_Given data_
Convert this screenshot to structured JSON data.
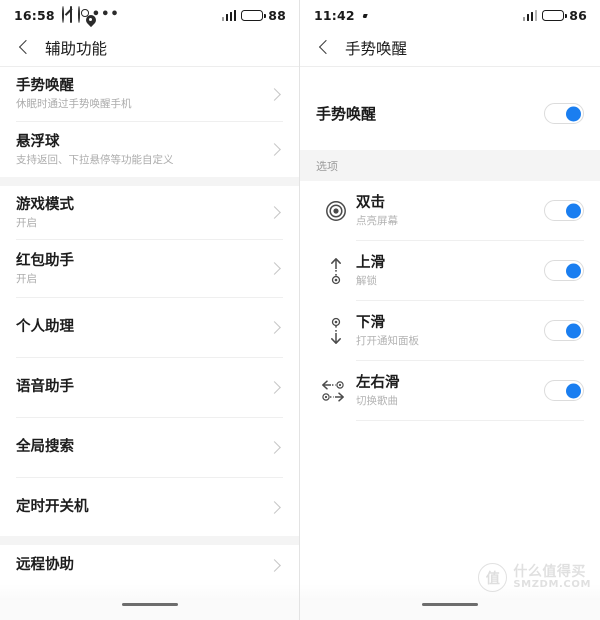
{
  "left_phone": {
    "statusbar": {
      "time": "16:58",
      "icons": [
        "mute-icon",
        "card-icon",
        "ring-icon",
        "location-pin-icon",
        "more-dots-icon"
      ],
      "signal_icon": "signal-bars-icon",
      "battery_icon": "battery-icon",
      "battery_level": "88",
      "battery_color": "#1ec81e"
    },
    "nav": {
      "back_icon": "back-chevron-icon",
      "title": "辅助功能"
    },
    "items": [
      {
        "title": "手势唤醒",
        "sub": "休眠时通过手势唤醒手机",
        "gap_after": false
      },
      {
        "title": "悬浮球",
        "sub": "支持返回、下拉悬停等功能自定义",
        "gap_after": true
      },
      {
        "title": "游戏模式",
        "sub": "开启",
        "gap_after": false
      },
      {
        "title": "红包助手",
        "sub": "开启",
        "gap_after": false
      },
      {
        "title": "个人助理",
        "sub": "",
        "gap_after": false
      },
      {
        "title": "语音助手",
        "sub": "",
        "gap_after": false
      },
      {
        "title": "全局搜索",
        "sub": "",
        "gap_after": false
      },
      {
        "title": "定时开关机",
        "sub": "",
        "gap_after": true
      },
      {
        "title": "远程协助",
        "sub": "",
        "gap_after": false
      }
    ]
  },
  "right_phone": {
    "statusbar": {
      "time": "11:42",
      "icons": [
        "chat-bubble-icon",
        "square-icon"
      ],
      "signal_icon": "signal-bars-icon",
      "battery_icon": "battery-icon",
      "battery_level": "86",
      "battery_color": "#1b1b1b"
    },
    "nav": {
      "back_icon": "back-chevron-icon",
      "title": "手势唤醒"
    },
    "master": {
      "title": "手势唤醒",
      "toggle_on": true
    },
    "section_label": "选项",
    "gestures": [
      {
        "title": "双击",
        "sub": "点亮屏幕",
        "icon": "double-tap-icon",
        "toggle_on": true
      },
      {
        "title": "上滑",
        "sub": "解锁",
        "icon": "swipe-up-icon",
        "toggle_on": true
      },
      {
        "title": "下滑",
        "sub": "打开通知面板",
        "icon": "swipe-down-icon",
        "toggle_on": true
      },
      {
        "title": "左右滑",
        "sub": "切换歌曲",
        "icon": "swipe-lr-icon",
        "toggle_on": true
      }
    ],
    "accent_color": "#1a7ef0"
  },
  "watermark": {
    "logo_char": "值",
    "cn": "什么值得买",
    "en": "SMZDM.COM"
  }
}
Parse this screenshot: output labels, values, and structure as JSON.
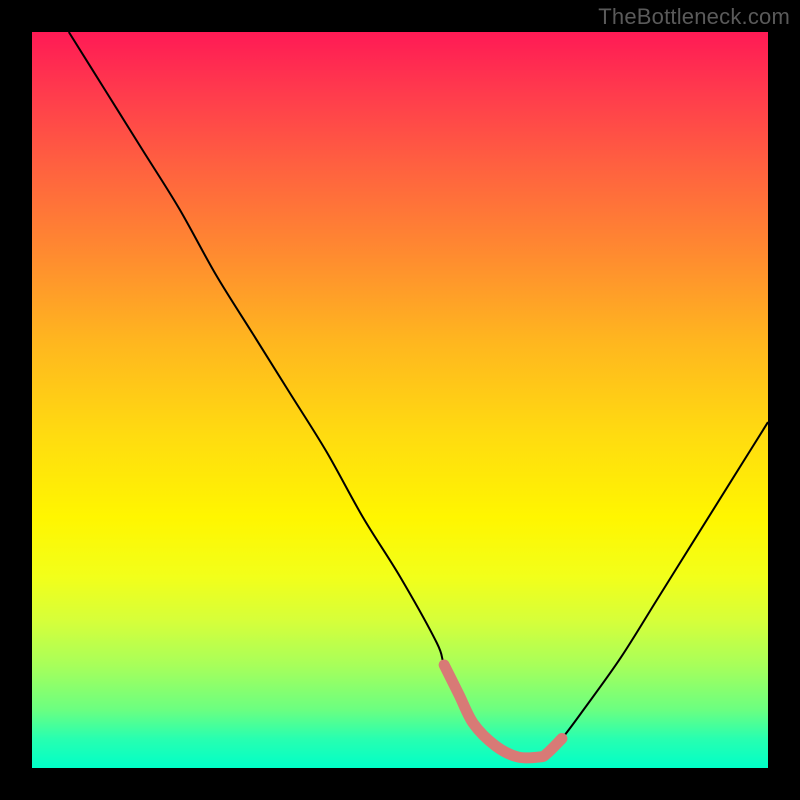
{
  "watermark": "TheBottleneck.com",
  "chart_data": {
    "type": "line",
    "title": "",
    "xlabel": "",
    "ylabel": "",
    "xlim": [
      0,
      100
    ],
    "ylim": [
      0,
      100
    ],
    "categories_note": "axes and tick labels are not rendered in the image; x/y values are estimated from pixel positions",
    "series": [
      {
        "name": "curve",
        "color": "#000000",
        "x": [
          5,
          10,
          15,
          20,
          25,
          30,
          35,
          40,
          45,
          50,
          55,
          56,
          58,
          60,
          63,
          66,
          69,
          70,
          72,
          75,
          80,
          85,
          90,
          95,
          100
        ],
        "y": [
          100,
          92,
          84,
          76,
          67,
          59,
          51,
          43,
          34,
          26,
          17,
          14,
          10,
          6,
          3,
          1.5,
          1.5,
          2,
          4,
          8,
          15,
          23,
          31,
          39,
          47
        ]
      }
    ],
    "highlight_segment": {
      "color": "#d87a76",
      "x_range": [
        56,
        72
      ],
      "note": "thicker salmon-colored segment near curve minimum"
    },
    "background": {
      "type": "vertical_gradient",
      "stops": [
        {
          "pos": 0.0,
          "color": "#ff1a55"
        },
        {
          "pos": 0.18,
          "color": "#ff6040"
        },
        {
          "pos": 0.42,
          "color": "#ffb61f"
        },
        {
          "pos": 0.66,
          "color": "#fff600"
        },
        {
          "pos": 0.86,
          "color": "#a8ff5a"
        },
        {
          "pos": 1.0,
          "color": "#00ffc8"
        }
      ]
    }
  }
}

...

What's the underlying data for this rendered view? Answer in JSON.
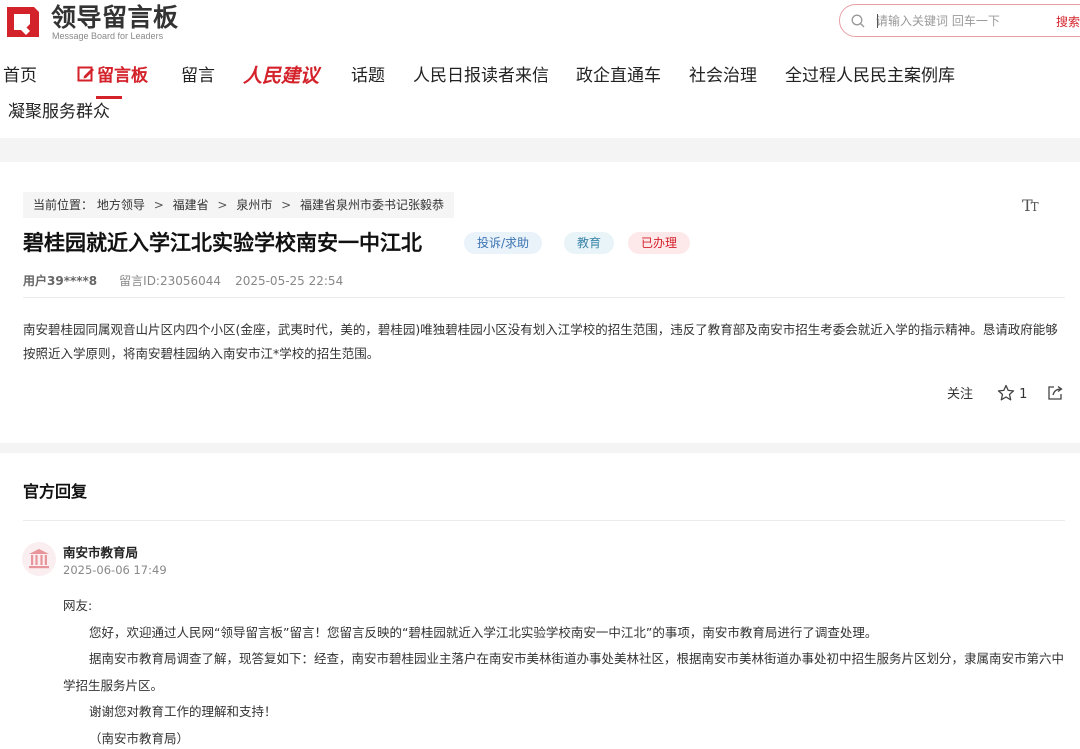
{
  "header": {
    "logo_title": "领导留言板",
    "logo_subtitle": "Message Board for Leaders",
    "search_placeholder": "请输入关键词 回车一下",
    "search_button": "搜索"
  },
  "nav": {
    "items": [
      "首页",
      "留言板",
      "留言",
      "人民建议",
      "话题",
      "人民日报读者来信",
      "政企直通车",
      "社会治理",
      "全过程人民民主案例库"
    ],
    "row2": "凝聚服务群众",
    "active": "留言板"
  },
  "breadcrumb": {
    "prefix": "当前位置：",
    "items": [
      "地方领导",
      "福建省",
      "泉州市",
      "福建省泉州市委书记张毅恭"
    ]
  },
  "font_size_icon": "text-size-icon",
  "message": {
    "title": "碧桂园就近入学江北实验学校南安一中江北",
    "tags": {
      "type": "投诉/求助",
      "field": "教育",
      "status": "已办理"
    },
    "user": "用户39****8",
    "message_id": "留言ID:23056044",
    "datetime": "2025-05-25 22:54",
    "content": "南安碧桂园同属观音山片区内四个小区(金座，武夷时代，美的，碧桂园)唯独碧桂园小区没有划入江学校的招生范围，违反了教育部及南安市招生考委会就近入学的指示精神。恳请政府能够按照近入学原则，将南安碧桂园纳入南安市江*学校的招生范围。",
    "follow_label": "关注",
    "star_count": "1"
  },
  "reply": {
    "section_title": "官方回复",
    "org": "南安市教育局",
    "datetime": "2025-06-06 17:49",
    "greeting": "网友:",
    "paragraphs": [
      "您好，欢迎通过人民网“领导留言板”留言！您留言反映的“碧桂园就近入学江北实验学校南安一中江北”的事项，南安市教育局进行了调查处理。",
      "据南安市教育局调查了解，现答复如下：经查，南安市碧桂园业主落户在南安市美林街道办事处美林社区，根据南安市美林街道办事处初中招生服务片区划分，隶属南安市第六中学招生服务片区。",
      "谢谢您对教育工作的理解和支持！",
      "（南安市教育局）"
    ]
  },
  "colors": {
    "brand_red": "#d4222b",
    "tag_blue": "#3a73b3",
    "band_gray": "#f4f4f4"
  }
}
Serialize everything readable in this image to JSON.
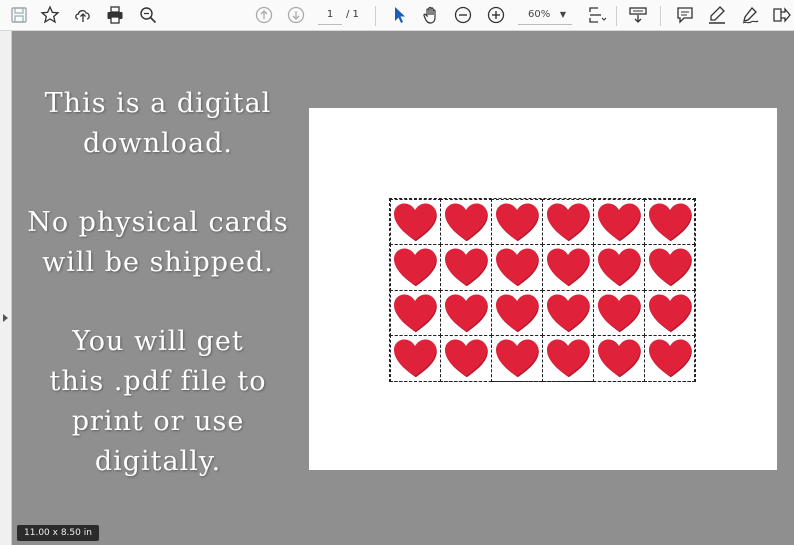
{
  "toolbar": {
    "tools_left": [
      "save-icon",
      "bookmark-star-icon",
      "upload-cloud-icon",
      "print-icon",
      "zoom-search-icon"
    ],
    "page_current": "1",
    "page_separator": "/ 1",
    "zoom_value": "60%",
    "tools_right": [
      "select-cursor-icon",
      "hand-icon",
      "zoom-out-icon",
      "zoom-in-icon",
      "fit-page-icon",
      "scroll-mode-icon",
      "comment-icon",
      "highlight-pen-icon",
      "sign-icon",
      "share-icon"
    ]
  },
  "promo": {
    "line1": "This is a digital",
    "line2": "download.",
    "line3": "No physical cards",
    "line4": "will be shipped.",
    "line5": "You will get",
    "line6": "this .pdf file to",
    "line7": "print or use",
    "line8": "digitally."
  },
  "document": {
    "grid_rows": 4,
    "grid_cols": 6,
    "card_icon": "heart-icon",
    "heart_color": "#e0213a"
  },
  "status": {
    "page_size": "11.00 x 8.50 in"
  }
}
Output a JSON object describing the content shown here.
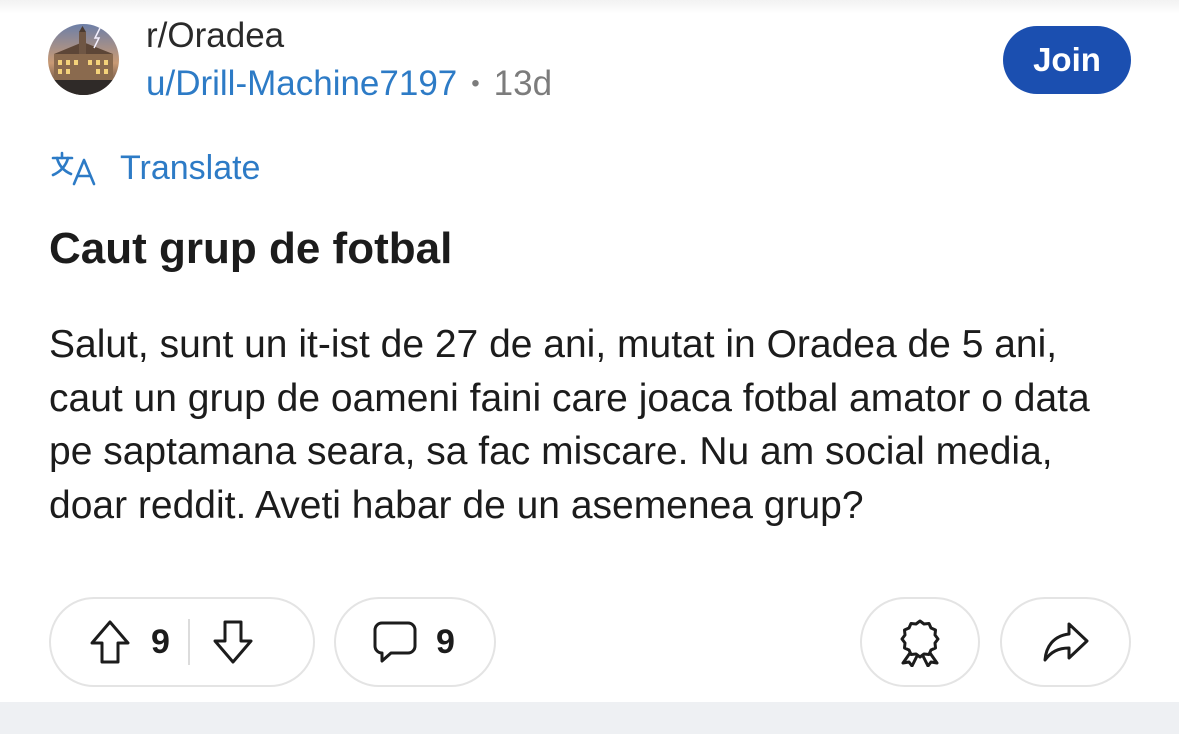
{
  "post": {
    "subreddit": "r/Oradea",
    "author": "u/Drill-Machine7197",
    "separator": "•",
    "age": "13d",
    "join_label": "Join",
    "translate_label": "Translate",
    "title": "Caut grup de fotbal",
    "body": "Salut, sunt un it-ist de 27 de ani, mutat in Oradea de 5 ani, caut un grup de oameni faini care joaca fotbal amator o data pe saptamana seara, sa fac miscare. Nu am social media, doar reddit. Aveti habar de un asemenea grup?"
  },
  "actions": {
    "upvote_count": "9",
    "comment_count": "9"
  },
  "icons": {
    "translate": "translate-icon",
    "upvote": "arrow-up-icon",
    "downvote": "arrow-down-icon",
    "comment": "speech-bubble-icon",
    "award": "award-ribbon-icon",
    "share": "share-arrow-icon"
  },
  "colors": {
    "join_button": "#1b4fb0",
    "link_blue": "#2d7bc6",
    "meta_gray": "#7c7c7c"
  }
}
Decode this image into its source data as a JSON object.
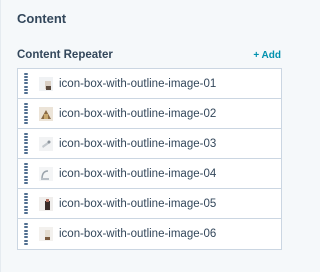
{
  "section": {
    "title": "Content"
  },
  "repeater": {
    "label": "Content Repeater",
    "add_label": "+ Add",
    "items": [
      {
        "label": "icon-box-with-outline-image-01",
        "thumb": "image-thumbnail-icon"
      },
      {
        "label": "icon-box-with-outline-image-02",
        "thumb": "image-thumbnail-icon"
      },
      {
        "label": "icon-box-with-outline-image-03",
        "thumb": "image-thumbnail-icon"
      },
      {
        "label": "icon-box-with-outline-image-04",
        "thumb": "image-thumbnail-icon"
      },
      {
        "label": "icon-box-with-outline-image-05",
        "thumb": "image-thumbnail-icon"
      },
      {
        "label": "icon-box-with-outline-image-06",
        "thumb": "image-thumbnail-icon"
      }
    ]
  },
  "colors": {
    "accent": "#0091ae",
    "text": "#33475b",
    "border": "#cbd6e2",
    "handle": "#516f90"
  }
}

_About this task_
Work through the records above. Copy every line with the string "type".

_Response box_
    "type": "line",
      "type": "vertical_gradient",
      "type": "投诉/求助",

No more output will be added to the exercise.